Work required:
Each entry below should be retyped exactly, with nothing omitted.

Dataset rows for apps and sites
· · · ·

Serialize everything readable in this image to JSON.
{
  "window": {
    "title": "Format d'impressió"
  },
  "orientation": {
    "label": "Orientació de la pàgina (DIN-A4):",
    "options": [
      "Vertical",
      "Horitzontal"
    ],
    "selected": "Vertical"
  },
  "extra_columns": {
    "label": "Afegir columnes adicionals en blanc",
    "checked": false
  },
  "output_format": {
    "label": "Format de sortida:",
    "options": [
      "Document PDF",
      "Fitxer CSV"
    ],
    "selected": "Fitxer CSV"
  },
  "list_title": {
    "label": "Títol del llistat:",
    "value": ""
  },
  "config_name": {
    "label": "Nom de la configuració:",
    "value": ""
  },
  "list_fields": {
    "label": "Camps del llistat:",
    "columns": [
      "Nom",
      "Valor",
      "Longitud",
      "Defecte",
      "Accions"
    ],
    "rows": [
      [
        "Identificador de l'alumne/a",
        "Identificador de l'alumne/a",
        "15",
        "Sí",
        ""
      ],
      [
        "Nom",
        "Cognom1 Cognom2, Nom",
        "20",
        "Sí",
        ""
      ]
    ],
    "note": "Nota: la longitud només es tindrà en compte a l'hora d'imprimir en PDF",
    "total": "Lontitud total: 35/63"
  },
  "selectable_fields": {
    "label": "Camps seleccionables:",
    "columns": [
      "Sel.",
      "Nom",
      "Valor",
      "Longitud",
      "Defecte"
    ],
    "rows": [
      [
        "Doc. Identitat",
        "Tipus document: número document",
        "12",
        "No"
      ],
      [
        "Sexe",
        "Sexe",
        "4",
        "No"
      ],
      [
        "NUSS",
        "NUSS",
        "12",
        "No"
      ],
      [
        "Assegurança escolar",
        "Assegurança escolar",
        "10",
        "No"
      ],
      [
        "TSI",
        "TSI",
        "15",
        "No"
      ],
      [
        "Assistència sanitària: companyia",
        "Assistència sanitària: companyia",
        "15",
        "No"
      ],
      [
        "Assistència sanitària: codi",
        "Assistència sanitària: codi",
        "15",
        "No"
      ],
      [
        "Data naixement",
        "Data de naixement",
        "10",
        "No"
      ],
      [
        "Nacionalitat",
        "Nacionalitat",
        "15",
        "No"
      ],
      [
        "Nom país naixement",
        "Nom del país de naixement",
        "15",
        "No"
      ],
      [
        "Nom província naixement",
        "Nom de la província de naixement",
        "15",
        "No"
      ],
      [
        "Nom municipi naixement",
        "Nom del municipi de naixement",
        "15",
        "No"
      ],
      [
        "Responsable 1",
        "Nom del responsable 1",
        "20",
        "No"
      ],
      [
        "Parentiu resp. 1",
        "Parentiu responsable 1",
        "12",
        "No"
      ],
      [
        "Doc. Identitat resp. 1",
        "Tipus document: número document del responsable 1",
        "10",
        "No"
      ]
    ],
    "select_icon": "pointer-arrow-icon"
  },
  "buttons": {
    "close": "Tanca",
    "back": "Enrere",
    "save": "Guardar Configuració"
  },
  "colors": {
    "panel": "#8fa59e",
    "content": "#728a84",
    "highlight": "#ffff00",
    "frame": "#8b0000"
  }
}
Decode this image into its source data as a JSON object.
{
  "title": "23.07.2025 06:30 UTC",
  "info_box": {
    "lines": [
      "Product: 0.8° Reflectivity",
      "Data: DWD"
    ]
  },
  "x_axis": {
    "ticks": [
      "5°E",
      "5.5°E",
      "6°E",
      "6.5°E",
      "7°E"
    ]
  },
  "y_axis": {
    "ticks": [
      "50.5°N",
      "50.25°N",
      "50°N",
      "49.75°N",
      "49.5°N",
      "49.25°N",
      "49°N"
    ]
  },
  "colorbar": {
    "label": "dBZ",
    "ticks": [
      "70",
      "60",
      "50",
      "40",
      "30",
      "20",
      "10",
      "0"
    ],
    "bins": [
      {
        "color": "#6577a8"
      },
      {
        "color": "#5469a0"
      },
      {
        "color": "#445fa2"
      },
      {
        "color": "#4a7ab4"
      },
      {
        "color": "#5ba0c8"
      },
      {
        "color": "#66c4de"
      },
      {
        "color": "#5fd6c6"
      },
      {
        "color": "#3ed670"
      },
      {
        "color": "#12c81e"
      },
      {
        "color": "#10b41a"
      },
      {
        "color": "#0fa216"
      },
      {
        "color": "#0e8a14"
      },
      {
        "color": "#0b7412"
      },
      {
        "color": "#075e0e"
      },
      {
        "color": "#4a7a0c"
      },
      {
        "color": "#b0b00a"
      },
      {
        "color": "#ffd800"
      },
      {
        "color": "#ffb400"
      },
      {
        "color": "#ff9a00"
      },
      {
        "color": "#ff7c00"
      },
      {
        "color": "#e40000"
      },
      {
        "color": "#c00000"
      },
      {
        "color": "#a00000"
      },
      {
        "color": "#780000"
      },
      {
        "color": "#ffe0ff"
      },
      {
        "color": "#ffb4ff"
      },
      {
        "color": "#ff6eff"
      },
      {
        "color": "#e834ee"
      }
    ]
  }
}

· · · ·

The answer:
Serialize everything readable in this image to JSON.
{
  "window": {
    "title": "Format d'impressió"
  },
  "orientation": {
    "label": "Orientació de la pàgina (DIN-A4):",
    "options": [
      "Vertical",
      "Horitzontal"
    ],
    "selected": "Vertical"
  },
  "extra_columns": {
    "label": "Afegir columnes adicionals en blanc",
    "checked": false
  },
  "output_format": {
    "label": "Format de sortida:",
    "options": [
      "Document PDF",
      "Fitxer CSV"
    ],
    "selected": "Fitxer CSV"
  },
  "list_title": {
    "label": "Títol del llistat:",
    "value": ""
  },
  "config_name": {
    "label": "Nom de la configuració:",
    "value": ""
  },
  "list_fields": {
    "label": "Camps del llistat:",
    "columns": [
      "Nom",
      "Valor",
      "Longitud",
      "Defecte",
      "Accions"
    ],
    "rows": [
      [
        "Identificador de l'alumne/a",
        "Identificador de l'alumne/a",
        "15",
        "Sí",
        ""
      ],
      [
        "Nom",
        "Cognom1 Cognom2, Nom",
        "20",
        "Sí",
        ""
      ]
    ],
    "note": "Nota: la longitud només es tindrà en compte a l'hora d'imprimir en PDF",
    "total": "Lontitud total: 35/63"
  },
  "selectable_fields": {
    "label": "Camps seleccionables:",
    "columns": [
      "Sel.",
      "Nom",
      "Valor",
      "Longitud",
      "Defecte"
    ],
    "rows": [
      [
        "Doc. Identitat",
        "Tipus document: número document",
        "12",
        "No"
      ],
      [
        "Sexe",
        "Sexe",
        "4",
        "No"
      ],
      [
        "NUSS",
        "NUSS",
        "12",
        "No"
      ],
      [
        "Assegurança escolar",
        "Assegurança escolar",
        "10",
        "No"
      ],
      [
        "TSI",
        "TSI",
        "15",
        "No"
      ],
      [
        "Assistència sanitària: companyia",
        "Assistència sanitària: companyia",
        "15",
        "No"
      ],
      [
        "Assistència sanitària: codi",
        "Assistència sanitària: codi",
        "15",
        "No"
      ],
      [
        "Data naixement",
        "Data de naixement",
        "10",
        "No"
      ],
      [
        "Nacionalitat",
        "Nacionalitat",
        "15",
        "No"
      ],
      [
        "Nom país naixement",
        "Nom del país de naixement",
        "15",
        "No"
      ],
      [
        "Nom província naixement",
        "Nom de la província de naixement",
        "15",
        "No"
      ],
      [
        "Nom municipi naixement",
        "Nom del municipi de naixement",
        "15",
        "No"
      ],
      [
        "Responsable 1",
        "Nom del responsable 1",
        "20",
        "No"
      ],
      [
        "Parentiu resp. 1",
        "Parentiu responsable 1",
        "12",
        "No"
      ],
      [
        "Doc. Identitat resp. 1",
        "Tipus document: número document del responsable 1",
        "10",
        "No"
      ]
    ],
    "select_icon": "pointer-arrow-icon"
  },
  "buttons": {
    "close": "Tanca",
    "back": "Enrere",
    "save": "Guardar Configuració"
  },
  "colors": {
    "panel": "#8fa59e",
    "content": "#728a84",
    "highlight": "#ffff00",
    "frame": "#8b0000"
  }
}
Decode this image into its source data as a JSON object.
{
  "title": "23.07.2025 06:30 UTC",
  "info_box": {
    "lines": [
      "Product: 0.8° Reflectivity",
      "Data: DWD"
    ]
  },
  "x_axis": {
    "ticks": [
      "5°E",
      "5.5°E",
      "6°E",
      "6.5°E",
      "7°E"
    ]
  },
  "y_axis": {
    "ticks": [
      "50.5°N",
      "50.25°N",
      "50°N",
      "49.75°N",
      "49.5°N",
      "49.25°N",
      "49°N"
    ]
  },
  "colorbar": {
    "label": "dBZ",
    "ticks": [
      "70",
      "60",
      "50",
      "40",
      "30",
      "20",
      "10",
      "0"
    ],
    "bins": [
      {
        "color": "#6577a8"
      },
      {
        "color": "#5469a0"
      },
      {
        "color": "#445fa2"
      },
      {
        "color": "#4a7ab4"
      },
      {
        "color": "#5ba0c8"
      },
      {
        "color": "#66c4de"
      },
      {
        "color": "#5fd6c6"
      },
      {
        "color": "#3ed670"
      },
      {
        "color": "#12c81e"
      },
      {
        "color": "#10b41a"
      },
      {
        "color": "#0fa216"
      },
      {
        "color": "#0e8a14"
      },
      {
        "color": "#0b7412"
      },
      {
        "color": "#075e0e"
      },
      {
        "color": "#4a7a0c"
      },
      {
        "color": "#b0b00a"
      },
      {
        "color": "#ffd800"
      },
      {
        "color": "#ffb400"
      },
      {
        "color": "#ff9a00"
      },
      {
        "color": "#ff7c00"
      },
      {
        "color": "#e40000"
      },
      {
        "color": "#c00000"
      },
      {
        "color": "#a00000"
      },
      {
        "color": "#780000"
      },
      {
        "color": "#ffe0ff"
      },
      {
        "color": "#ffb4ff"
      },
      {
        "color": "#ff6eff"
      },
      {
        "color": "#e834ee"
      }
    ]
  }
}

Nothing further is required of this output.